That said, Songz’s last few LPs have seemed to lack the spark that defined his earlier outings. Some might say that Songz’s 2011 release Passion Pain & Pleasure was where it started, and that Chapter V last year continued the lapse. TRIGGA, Songz’s newest album, is arguably the closest he’s ever come to replicating the sound that he started out with. At the same time, it dares to present some newer sounds than we’re used to from Trigga Trey.

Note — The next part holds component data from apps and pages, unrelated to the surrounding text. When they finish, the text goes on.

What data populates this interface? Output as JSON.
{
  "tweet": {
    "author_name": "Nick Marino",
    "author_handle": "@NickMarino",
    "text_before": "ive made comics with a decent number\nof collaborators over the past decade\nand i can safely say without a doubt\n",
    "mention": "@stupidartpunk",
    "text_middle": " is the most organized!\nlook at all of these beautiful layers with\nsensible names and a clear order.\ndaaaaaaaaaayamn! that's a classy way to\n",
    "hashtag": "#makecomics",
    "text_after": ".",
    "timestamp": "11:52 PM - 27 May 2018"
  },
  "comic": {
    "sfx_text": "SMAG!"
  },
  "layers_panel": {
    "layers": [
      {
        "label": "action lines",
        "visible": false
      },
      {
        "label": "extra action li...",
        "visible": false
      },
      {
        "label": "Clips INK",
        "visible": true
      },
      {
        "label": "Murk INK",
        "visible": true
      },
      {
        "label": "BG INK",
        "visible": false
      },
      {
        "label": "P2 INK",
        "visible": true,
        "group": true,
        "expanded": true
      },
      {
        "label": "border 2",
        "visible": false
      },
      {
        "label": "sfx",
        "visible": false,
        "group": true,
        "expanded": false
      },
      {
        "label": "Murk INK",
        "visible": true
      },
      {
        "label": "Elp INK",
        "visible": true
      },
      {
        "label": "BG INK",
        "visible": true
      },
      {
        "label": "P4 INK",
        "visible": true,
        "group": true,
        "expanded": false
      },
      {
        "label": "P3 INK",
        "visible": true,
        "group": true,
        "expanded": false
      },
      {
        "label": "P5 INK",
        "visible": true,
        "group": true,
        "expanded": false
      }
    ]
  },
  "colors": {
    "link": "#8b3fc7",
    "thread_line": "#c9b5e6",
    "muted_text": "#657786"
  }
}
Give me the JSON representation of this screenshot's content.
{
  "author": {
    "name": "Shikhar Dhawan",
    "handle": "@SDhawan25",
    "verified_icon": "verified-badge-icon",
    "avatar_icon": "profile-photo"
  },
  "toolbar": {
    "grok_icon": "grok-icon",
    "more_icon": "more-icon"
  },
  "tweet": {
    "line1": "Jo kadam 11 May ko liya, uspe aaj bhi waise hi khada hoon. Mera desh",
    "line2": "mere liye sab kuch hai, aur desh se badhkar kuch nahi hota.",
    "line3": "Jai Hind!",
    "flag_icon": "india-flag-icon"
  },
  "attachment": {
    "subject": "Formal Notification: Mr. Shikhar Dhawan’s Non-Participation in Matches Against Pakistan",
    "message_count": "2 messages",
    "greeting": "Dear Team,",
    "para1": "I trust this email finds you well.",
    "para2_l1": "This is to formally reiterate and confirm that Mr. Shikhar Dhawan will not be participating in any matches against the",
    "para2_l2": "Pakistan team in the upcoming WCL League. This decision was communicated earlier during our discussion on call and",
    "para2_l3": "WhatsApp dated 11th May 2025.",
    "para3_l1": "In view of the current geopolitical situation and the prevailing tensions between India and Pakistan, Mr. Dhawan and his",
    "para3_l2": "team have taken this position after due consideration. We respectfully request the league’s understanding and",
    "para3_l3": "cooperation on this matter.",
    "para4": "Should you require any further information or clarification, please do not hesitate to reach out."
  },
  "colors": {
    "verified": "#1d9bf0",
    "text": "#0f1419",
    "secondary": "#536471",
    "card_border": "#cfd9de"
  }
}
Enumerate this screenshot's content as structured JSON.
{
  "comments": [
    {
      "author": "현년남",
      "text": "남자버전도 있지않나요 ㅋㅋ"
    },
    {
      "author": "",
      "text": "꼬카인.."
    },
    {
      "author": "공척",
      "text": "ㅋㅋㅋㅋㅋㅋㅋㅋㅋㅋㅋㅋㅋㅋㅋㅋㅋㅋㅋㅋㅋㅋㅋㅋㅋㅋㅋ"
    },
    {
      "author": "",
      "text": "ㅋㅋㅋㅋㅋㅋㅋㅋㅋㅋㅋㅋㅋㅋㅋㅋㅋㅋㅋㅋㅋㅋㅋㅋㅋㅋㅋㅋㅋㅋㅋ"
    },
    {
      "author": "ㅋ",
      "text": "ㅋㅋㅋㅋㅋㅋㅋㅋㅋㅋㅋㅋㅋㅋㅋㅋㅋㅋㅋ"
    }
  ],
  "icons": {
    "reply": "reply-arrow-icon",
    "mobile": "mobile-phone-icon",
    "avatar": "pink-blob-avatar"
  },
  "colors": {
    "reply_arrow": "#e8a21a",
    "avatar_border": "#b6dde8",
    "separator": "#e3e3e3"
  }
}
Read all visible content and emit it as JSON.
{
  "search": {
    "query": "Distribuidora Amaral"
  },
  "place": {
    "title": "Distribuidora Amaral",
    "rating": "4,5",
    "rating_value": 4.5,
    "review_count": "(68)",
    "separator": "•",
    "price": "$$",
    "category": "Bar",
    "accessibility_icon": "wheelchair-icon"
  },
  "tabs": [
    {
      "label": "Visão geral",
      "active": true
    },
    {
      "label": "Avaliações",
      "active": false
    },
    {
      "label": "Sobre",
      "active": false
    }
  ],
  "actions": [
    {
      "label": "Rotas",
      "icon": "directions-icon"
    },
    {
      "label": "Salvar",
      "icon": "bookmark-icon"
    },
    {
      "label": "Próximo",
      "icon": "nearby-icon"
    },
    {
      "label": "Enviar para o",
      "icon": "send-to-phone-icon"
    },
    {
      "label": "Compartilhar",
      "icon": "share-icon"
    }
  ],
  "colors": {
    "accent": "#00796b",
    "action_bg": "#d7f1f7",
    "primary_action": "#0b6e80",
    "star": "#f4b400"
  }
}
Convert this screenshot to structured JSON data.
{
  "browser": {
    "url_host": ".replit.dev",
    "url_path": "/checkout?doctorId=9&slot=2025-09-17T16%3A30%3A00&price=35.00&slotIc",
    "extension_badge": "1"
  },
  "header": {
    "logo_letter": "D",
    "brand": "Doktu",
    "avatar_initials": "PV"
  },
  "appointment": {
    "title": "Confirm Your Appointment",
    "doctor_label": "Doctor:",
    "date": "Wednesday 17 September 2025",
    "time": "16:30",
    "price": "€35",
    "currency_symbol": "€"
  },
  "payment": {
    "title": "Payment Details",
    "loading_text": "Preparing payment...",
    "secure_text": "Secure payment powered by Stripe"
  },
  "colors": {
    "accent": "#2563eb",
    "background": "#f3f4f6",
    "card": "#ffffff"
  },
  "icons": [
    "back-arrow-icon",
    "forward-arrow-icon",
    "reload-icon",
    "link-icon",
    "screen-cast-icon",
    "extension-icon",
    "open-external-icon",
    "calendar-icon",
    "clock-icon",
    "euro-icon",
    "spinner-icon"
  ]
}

The primary issue that PPP and Chapter V suffered from was monotony – the songs and content were consistent, but too many tracks sounded too similar to one another. In the beginning, TRIGGA seems to fall prey to this same dilemma. Look no further than the three-combo of “Disrespectful,” “Dead Wrong,” and “All We Do.” The three songs all but run into each other and damn near could be strung together into one individual track, save for the feature appearances of Mila J on “Disrespectful” and Ty Dolla $ign on “Dead Wrong,” respectively. That takes away from “All We Do,” one of the album’s clear stand-out cuts. TRIGGA’s lead singles, “NaNa” and “Foreign,” also sound like twins. It’s only the West Coast, built-by-The-Featherstones-but-sounds-like-DJ-Mustard “Touchin’ Lovin” and intro track “Cake” that break up the monotony. Thankfully, the album’s second half more than makes up for the slightly dragging feel of the beginning.

“Touchin’ Lovin’” is just one of the places where Songz experiments; armed with a blistering verse from Nicki Minaj and a catchy beat, there’s no excuse why it shouldn’t be TRIGGA’s next single. Actually, it should have been the next single instead of “Foreign,” but it’s too late for that now. On “Change Your Mind,” Songz employs a smooth beat from Da Internz that sounds lifted up from the 90s R&B vaults. And if you cop TRIGGA’s deluxe edition, “Love Around the World’s” upbeat and grown-and-sexy club feel will definitely stay with you after the album ends. In short, switching up the usual pays off big for him.

But the real value in TRIGGA lies in Songz returning to the storytelling style that made his Ready and Trey Day LPs so enjoyable. The typical Trey tropes of sex, betrayal, drama, the party life, more sex, more drama, and a flirtation with love are present but there’s more meat to them on TRIGGA. “Disrespectful” is all but a homage to Ginuwine – right down to how Trey sings on the track and its hook: “You can call my phone at fo’ in the mornin/ Or you can rush right over whenever I want it” – and Mila J shines on the song, as well. “Y.A.S.” (which is not a BeyHive Roll Call but, rather, an acronym for “You Ain’t Shit”) is spiteful and lamenting, with Trey accepting that his trifling ways have cost him a good woman. Ah, and the Mike WiLL Made It-produced “Late Night,” featuring none other than the Our Father of All Things Ratchet himself Juicy J, will fit in right alongside Drake’s “Trophies” on your “I’ll regret having this much fun tonight night in the morning” playlists.

TRIGGA doesn’t threaten Trey’s formula. Rather, it suggests that he might need to tweak it just a bit. The attempts at a different sound on the LP show that Songz realizes this, too. Nonetheless, it’s Songz’s most complete release of his three so far this decade, and it’s more than worth taking for a spin.